I think that the increased school time will create a shortage in certain areas (rural mainly). Though areas near CRNA programs will become more normal (not flooded with CRNA's). Roght now many cities close to programs are flooded with CRNA's with many graduates having to move or wait a long time for a job. My hospital stopped taking students becuase of the over abundance. Though if your willing to move there are many areas that are still underserved. The demand fluctuates over time, as with any profession. Many programs will be 4 to 8 months longer for the DNP (roughly three years or more total).
I think the biggest changes in practice will come from the health care changes. Medicare/Medicaid are making standards that allow them not to pay anything if complications arise. They claim this is to promote quality, but some complications occur regardless of level of care (giving them the oppurtunity to deny payment for some complications that could not be prevented). Though I think CRNA's will be at the top of changes (no matter how much pay goes down, we will still be on the top as far as income.)
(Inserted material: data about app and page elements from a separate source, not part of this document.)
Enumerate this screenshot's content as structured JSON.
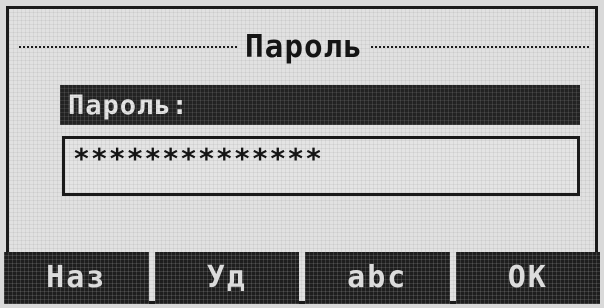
{
  "header": {
    "title": "Пароль"
  },
  "form": {
    "label": "Пароль:",
    "password_value": "**************"
  },
  "softkeys": [
    {
      "label": "Наз"
    },
    {
      "label": "Уд"
    },
    {
      "label": "abc"
    },
    {
      "label": "OK"
    }
  ]
}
I know of many programs that have or will have a DNP in anesthesia within the next couple of years. It looks like that most schools
will offer just the DNP well before 2025, as soon as all schools offer it then it will become the standard to enter practice.